Fearing such an outcome, the Uganda Law Society (ULS) last week asked CJ Owiny-Dollo and Justice Kisaakye to avoid a protracted court battle that will leave the Judiciary in disarray. ULS prefers that the matter is settled through mediation.
“When you have such conflicts coming out in the open, they erode public confidence in the Judiciary and if we lose confidence in the Judiciary, where shall we go?” ULS president Bernard Oundo said during the release of the third quarterly rule of law report last week.
Mediation was fronted last year immediately after tempers shot through the roof, with this newspaper reporting that law professor Fredrick Edward Ssempebwa, who had written a letter to the JSC supporting Justice Kisaakye’s candidature for the position of Chief Justice, and former ULS president James Ssebugenyi approaching CJ Owiny-Dollo to see that issue is amicably resolved.
Sources familiar with talks say CJ Owiny-Dollo proposed that Mr Gimara should join Prof Ssempebwa and Ssebugenyi in constituting the mediation team, but this proposal hit a snag when Justice Kisaakye rejected Mr Gimara on ethnic grounds.
“She said Gimara is an Acholi like Justice Owiny-Dollo,” a lawyer who is familiar with the negotiations said on condition of anonymity since he is not allowed to speak on the matter. “The CJ was shocked because he had no problem with Prof Ssempebwa yet he is a Muganda like Justice Kisaakye.”
Sources familiar with negotiations say as much as the CJ has made up his mind for the case to be resolved through litigation, he can give a second thought if Justice Kisaakye apologises.
“The CJ has been very clear that if Justice Kisaakye publicly apologises to him and the Judiciary, then she will get a safe landing,” said a source who spoke on condition of anonymity.
From the wording of the petition, it seems Justice Kisaakye sees herself as a victim and an apology is off the table. This should translate into a long, drawn out battle between the four walls of a courtroom.
Cracks in Uganda’s apex court started to emerge last year following the withdrawal of the presidential petition filed by Mr Robert Kyagulanyi Ssentamu, alias Bobi Wine (pictured), after losing the 2021 presidential poll at the hands of President Museveni. After that episode, the Judicial Service Commission (JSC) says it formed a team to investigate what had happened. The team, according to court documents, included detectives from the JSC’s directorate of complaints, investigations and disciplinary affairs.
Last year, the JSC revealed that it received a response from Justice Kisaakye in respect to a complaint lodged by Chief Justice (CJ) Alfonse Owiny-Dollo. The JCS adds that it proceeded to retrieve statements from Justices who were part of the coram that heard the said presidential petition.

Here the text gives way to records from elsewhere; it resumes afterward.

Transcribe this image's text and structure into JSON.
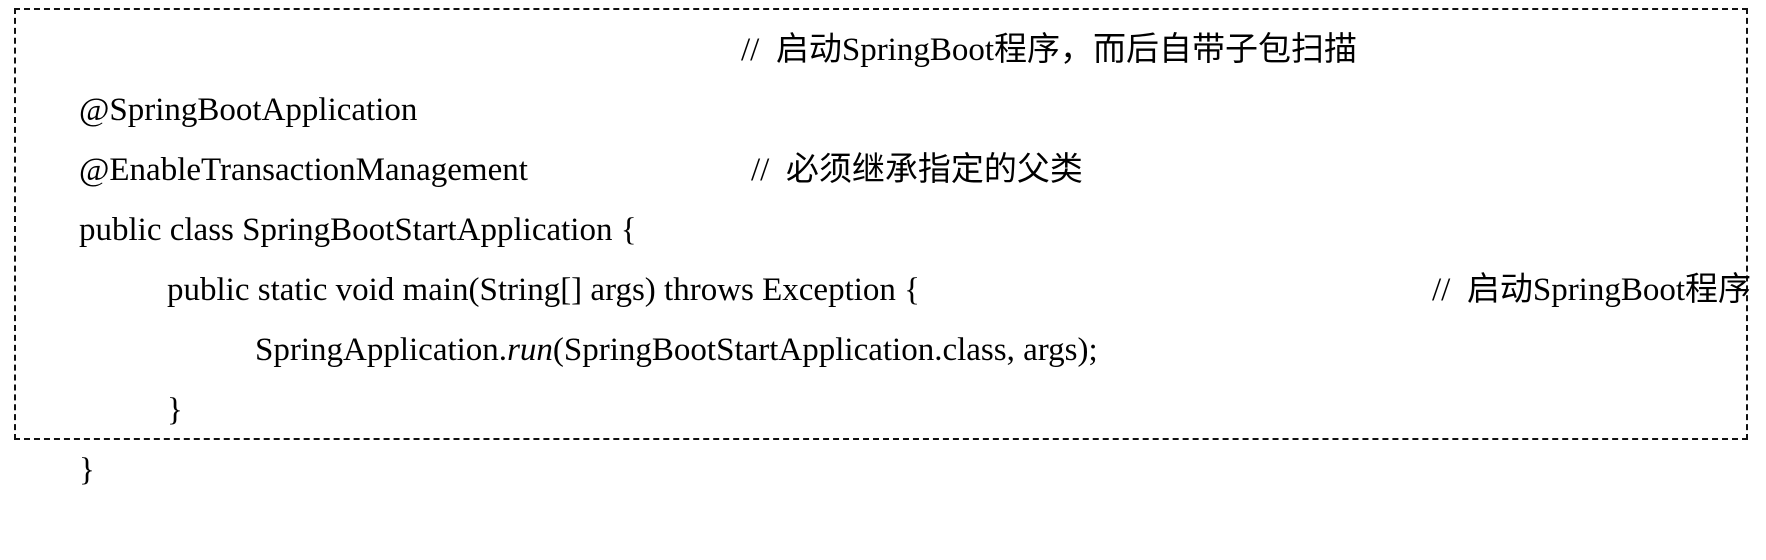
{
  "code": {
    "line1": {
      "text": "@SpringBootApplication",
      "comment": "//  启动SpringBoot程序，而后自带子包扫描"
    },
    "line2": {
      "text": "@EnableTransactionManagement"
    },
    "line3": {
      "text": "public class SpringBootStartApplication {",
      "comment": "//  必须继承指定的父类"
    },
    "line4": {
      "text": "public static void main(String[] args) throws Exception {"
    },
    "line5": {
      "prefix": "SpringApplication.",
      "method": "run",
      "suffix": "(SpringBootStartApplication.class, args);",
      "comment": "//  启动SpringBoot程序"
    },
    "line6": {
      "text": "}"
    },
    "line7": {
      "text": "}"
    }
  }
}
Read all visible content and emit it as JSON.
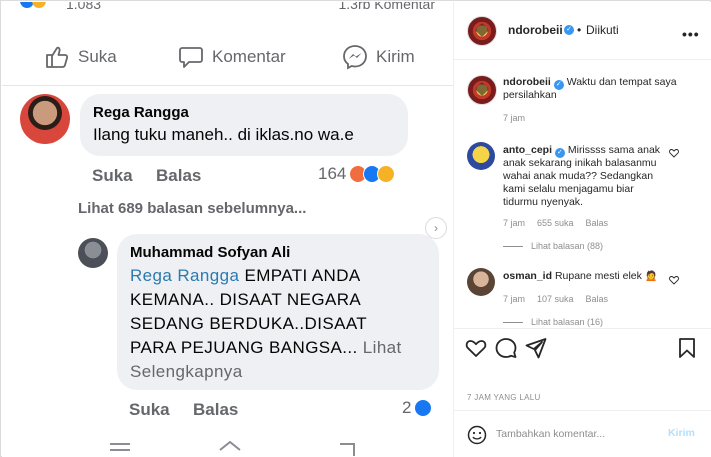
{
  "media": {
    "top_counts": {
      "reactions_suffix": "1.083",
      "comments": "1.3rb Komentar"
    },
    "actions": {
      "like": "Suka",
      "comment": "Komentar",
      "send": "Kirim"
    },
    "comment1": {
      "name": "Rega Rangga",
      "text": "Ilang tuku maneh.. di iklas.no wa.e",
      "like": "Suka",
      "reply": "Balas",
      "reaction_count": "164"
    },
    "previous_replies": "Lihat 689 balasan sebelumnya...",
    "comment2": {
      "name": "Muhammad Sofyan Ali",
      "mention": "Rega Rangga",
      "text_line1_rest": " EMPATI ANDA",
      "text_line2": "KEMANA.. DISAAT NEGARA",
      "text_line3": "SEDANG BERDUKA..DISAAT",
      "text_line4": "PARA PEJUANG BANGSA...",
      "see_more_a": "Lihat",
      "see_more_b": "Selengkapnya",
      "like": "Suka",
      "reply": "Balas",
      "reaction_count": "2"
    }
  },
  "header": {
    "username": "ndorobeii",
    "separator": "•",
    "follow_status": "Diikuti"
  },
  "caption": {
    "username": "ndorobeii",
    "text": "Waktu dan tempat saya persilahkan",
    "time": "7 jam"
  },
  "comments": [
    {
      "username": "anto_cepi",
      "text": "Mirissss sama anak anak sekarang inikah balasanmu wahai anak muda?? Sedangkan kami selalu menjagamu biar tidurmu nyenyak.",
      "time": "7 jam",
      "likes": "655 suka",
      "reply": "Balas",
      "view_replies": "Lihat balasan (88)"
    },
    {
      "username": "osman_id",
      "text": "Rupane mesti elek",
      "time": "7 jam",
      "likes": "107 suka",
      "reply": "Balas",
      "view_replies": "Lihat balasan (16)"
    }
  ],
  "post_time": "7 JAM YANG LALU",
  "composer": {
    "placeholder": "Tambahkan komentar...",
    "post_label": "Kirim"
  },
  "colors": {
    "verified": "#3897f0",
    "mention": "#2a7ab0",
    "post_disabled": "#b2dffc"
  }
}
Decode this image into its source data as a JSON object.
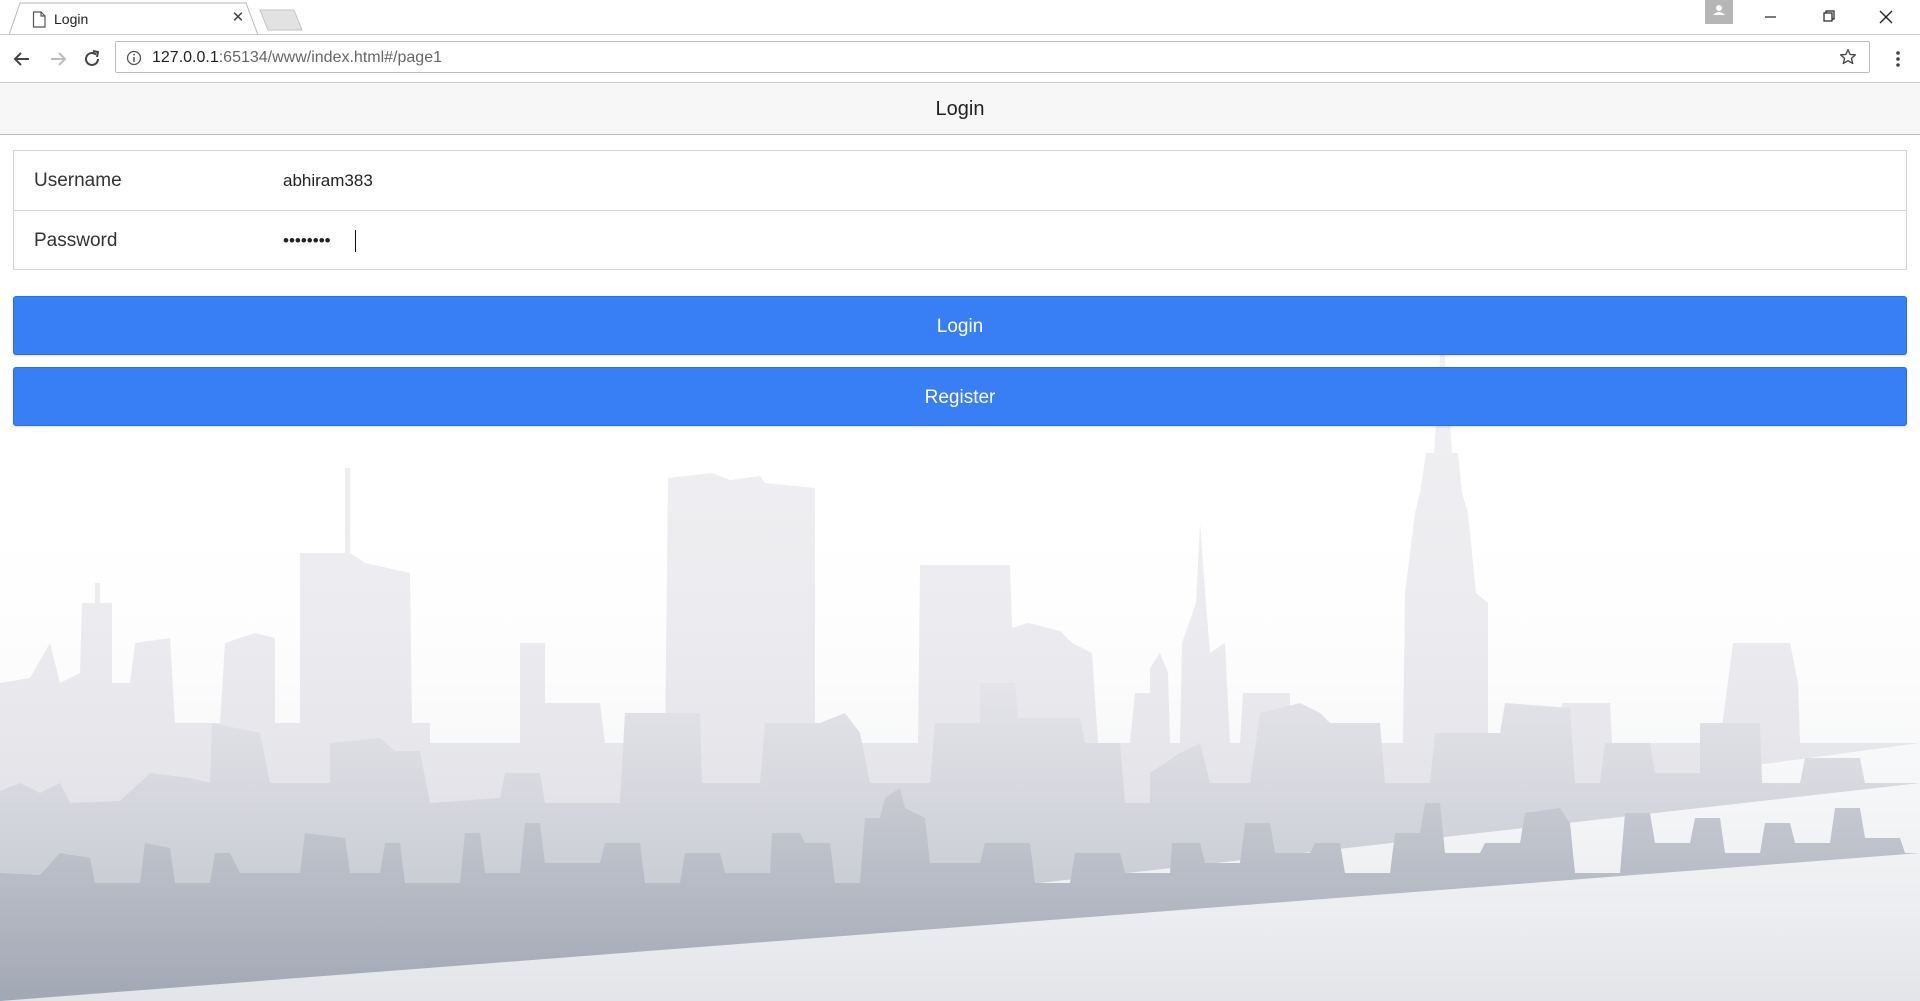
{
  "browser": {
    "tab_title": "Login",
    "url_host": "127.0.0.1",
    "url_rest": ":65134/www/index.html#/page1",
    "icons": [
      "page-icon",
      "close-icon",
      "back-icon",
      "forward-icon",
      "reload-icon",
      "info-icon",
      "star-icon",
      "menu-icon",
      "minimize-icon",
      "restore-icon",
      "window-close-icon",
      "profile-icon"
    ]
  },
  "header": {
    "title": "Login"
  },
  "form": {
    "username_label": "Username",
    "username_value": "abhiram383",
    "password_label": "Password",
    "password_value": "12345678"
  },
  "buttons": {
    "login_label": "Login",
    "register_label": "Register"
  },
  "colors": {
    "primary": "#387ef5",
    "header_bg": "#f7f7f7"
  }
}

Others sounded out included the Judiciary’s public relations officer, advocates who represented parties in the petition, support staff of the Judiciary, security personnel who were deployed the Supreme Court premises that day, the Electoral Commission and the Attorney General.
While the CJ cooperated and added an additional statement, the JSC claims Justice Kisaakye didn’t cooperate.
“I further know that the petitioner (Kisaakye) declined to record an additional statement, stating that she had nothing useful to add to the previous statement. The petitioner stated that information that the fifth respondent was still seeking from her is in the public domain,” Mr Julius Mwebembezi, a registrar with JSC, revealed in an affidavit that supports JSC’s defence.
Mr Mwebembezi’s affidavit adds that in July this year, the JSC served both Justice Owiny-Dollo and Justice Kisaakye their preliminary findings. The key takeaway from the preliminary findings was that the JSC was compelled to ask Justice Kisaakye to explain her absence from duty since last September. The issue had been raised by CJ Owiny-Dollo in his additional statement. The JSC claims that rather than address the question posed, Justice Kisaakye opted to serve it with an intention to sue in August.